By Kallie Leonard
Western Michigan University’s Foster Youth and Higher Education Initiative has increased care to foster youth in little over a year.
The foster student initiative provides free tuition, full-year campus housing, and other support services to students who have aged out of foster care and do not have a base of support to draw from.
There are similar programs at other universities around the nation, but WMU is home to one of the largest and most extensive.
“WMU has contributed time, energy, money, and a clear message about the role that institutions of higher education can play in supporting youth from foster care,” said Yvonne Unrau, a social work professor who directs the WMU initiative.
According to Unrau, the program received plenty of positive feedback from the community during its first year.
“The community on and off campus responded very favorably. We receive many calls for donations as well as offers for help and volunteering,” she said.
A meeting with other Michigan colleges, universities and foster care agencies was held on May 20 to explore the effects of WMU’s groundbreaking efforts in the program.
“The purpose was to share the WMU experience of starting a program to support college students from foster care and to keep the dialog going about how institutions of higher education in Michigan can respond to the unique needs of students who aged out of foster care,” Unrau said.
Students who had recently completed their first year as Seita Scholars at WMU spoke on their experiences. These are students who have aged out of foster care and have qualified for a special scholarship and support program. The scholarship is named after John Seita, a nationally recognized foster care youth advocate and WMU graduate.
This year, 51 former foster youths are enrolled in the program. To Unrau, this is proof that the program has been a success.
“In the year before the Seita Scholars program, we counted less than a dozen WMU students under the age of 23 who had aged out of foster care,” Unrau said.
According to Unarau, a mere 3 percent of foster students will graduate with a bachelor’s degree.
“At WMU we are learning how to best support these students and work with other institutions to increase these odds,” Unrau said.

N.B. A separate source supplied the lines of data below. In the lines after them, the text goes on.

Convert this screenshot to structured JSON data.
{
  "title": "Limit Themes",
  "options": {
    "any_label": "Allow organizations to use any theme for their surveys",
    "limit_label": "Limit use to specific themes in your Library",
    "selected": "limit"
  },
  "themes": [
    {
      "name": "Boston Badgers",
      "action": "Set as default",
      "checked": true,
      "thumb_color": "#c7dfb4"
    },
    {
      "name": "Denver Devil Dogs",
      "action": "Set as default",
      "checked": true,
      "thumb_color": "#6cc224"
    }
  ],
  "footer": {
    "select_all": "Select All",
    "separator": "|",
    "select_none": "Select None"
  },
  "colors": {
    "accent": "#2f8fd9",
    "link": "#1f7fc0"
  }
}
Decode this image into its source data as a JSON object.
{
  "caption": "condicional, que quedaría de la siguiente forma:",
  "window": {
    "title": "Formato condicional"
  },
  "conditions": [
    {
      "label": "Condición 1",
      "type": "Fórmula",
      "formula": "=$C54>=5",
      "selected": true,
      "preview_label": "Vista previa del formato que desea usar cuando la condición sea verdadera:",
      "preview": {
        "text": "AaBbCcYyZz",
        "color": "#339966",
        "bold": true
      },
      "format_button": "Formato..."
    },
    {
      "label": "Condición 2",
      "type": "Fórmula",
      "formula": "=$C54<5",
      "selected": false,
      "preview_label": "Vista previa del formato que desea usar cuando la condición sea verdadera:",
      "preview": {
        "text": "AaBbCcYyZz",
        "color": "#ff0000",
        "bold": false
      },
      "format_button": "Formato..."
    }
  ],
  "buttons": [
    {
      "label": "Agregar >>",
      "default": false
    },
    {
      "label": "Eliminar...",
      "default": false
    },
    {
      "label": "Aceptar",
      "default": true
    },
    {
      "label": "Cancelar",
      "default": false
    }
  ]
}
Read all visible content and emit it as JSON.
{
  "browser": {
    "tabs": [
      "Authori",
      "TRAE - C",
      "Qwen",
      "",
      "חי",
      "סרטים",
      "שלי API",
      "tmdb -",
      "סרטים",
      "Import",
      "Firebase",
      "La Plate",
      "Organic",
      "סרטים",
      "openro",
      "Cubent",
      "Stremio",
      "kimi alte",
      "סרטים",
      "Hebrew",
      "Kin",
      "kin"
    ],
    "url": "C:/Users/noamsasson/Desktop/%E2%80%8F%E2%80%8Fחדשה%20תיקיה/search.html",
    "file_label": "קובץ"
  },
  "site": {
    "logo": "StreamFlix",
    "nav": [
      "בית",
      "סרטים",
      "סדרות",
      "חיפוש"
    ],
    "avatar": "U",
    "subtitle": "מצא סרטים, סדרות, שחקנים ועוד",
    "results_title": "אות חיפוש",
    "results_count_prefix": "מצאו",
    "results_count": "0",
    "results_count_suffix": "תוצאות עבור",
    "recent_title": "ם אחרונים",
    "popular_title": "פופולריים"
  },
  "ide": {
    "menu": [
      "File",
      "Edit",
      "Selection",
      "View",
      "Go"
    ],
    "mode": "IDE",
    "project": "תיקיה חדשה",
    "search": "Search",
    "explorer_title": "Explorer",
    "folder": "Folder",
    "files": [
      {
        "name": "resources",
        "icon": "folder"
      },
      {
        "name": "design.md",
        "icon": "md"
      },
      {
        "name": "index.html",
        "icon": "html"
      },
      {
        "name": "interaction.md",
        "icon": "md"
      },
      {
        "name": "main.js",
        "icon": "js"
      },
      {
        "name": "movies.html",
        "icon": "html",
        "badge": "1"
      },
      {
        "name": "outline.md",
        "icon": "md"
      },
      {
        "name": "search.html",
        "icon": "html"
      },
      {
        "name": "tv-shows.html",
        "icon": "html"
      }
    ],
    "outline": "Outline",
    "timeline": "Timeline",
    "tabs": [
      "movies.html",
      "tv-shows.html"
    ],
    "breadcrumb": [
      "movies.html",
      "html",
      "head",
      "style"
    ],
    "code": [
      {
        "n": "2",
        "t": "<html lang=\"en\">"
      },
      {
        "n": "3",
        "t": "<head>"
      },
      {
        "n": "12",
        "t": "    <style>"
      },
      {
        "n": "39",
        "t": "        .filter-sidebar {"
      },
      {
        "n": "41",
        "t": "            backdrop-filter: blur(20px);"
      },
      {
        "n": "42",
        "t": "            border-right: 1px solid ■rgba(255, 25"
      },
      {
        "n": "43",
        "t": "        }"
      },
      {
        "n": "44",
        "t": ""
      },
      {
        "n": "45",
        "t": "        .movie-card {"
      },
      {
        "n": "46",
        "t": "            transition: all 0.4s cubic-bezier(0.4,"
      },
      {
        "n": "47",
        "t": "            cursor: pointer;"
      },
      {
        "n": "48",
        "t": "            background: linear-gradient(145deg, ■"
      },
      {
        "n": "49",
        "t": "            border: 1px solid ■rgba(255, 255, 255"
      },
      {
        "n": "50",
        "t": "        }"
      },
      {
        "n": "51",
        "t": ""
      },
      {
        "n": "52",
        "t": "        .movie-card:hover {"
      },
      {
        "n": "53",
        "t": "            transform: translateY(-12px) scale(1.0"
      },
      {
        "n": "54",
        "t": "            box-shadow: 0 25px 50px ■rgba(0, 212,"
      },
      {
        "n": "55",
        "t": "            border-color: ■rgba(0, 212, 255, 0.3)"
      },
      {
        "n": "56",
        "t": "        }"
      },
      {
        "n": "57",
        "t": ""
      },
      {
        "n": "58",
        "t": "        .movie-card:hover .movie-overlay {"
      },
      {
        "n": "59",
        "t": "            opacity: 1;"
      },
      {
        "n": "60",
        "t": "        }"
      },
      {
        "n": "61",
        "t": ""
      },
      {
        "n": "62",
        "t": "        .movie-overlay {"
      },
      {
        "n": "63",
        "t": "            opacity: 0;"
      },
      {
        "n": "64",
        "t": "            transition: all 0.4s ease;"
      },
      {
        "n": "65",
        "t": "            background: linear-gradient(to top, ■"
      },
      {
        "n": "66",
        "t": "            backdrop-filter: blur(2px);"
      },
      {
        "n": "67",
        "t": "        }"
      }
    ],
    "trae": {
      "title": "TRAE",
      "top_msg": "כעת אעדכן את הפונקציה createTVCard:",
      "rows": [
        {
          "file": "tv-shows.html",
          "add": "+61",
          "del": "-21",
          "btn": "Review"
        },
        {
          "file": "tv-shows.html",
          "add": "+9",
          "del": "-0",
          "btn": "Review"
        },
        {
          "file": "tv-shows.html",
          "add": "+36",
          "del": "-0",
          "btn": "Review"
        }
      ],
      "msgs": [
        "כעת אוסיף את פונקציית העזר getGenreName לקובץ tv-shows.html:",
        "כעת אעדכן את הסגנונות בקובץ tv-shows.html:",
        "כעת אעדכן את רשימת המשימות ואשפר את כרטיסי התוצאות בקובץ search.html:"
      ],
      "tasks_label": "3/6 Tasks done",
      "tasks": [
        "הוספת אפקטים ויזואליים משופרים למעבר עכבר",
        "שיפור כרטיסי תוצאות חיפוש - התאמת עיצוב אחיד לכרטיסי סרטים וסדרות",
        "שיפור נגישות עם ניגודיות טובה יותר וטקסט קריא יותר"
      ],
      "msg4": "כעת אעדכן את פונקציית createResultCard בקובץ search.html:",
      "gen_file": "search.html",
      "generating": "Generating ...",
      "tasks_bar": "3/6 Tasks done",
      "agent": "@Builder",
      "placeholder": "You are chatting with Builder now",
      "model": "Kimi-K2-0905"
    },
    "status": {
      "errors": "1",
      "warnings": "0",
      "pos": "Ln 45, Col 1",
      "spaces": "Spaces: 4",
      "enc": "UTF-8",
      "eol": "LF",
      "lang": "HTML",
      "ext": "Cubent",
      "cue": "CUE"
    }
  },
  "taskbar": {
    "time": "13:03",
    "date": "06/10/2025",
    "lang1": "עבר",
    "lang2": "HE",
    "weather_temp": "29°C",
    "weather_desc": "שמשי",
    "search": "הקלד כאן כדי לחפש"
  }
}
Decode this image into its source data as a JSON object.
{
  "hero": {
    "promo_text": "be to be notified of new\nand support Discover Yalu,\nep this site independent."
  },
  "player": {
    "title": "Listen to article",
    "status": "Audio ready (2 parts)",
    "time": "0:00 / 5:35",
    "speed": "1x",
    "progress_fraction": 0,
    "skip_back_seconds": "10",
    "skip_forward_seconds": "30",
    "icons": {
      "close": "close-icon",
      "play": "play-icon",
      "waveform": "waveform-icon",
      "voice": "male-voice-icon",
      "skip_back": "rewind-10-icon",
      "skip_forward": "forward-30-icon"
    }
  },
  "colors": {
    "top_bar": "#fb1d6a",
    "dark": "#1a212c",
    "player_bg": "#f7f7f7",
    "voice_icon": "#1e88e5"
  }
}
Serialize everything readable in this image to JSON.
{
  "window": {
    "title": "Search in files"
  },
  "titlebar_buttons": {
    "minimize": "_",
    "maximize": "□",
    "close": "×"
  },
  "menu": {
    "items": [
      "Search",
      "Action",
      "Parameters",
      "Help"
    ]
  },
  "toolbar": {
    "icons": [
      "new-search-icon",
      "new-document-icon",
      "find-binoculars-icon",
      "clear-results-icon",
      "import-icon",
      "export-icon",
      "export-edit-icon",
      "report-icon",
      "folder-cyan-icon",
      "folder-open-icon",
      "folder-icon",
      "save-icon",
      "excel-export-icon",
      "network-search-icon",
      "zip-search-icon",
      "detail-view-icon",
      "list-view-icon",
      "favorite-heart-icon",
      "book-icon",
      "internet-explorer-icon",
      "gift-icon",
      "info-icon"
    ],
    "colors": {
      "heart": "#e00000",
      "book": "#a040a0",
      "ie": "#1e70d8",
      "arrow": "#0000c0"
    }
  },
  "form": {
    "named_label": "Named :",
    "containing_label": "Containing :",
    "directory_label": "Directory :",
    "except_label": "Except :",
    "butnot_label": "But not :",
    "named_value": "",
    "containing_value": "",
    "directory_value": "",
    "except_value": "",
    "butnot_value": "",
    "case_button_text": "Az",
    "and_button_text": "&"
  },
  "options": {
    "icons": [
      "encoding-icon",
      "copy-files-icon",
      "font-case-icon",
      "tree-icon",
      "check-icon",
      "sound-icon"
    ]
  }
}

Unrau believes that the response to the program suggests that WMU has filled a gap in serving foster youth’s higher educational needs as well as provided an example of how to better serve foster care students.
“The emergence of the Seita Scholars program at WMU has also helped to bring state and national attention to the challenges of young people who grew up in foster care and start their young adult years on their own,” she said.
Currently, there is little research on college‑aged former foster youth.
“The Seita Scholars program is committed to continuing to learn from the students what their needs are, and how best to build a program that is responsive to those needs,” Unrau said.
“We will continue to work toward educating and improving institutional and sate policy and procedure that affects college youth.”
Anyone interested in helping with the program is encouraged to contact the president of Foster Youth and Higher Education at firstname.lastname@example.org.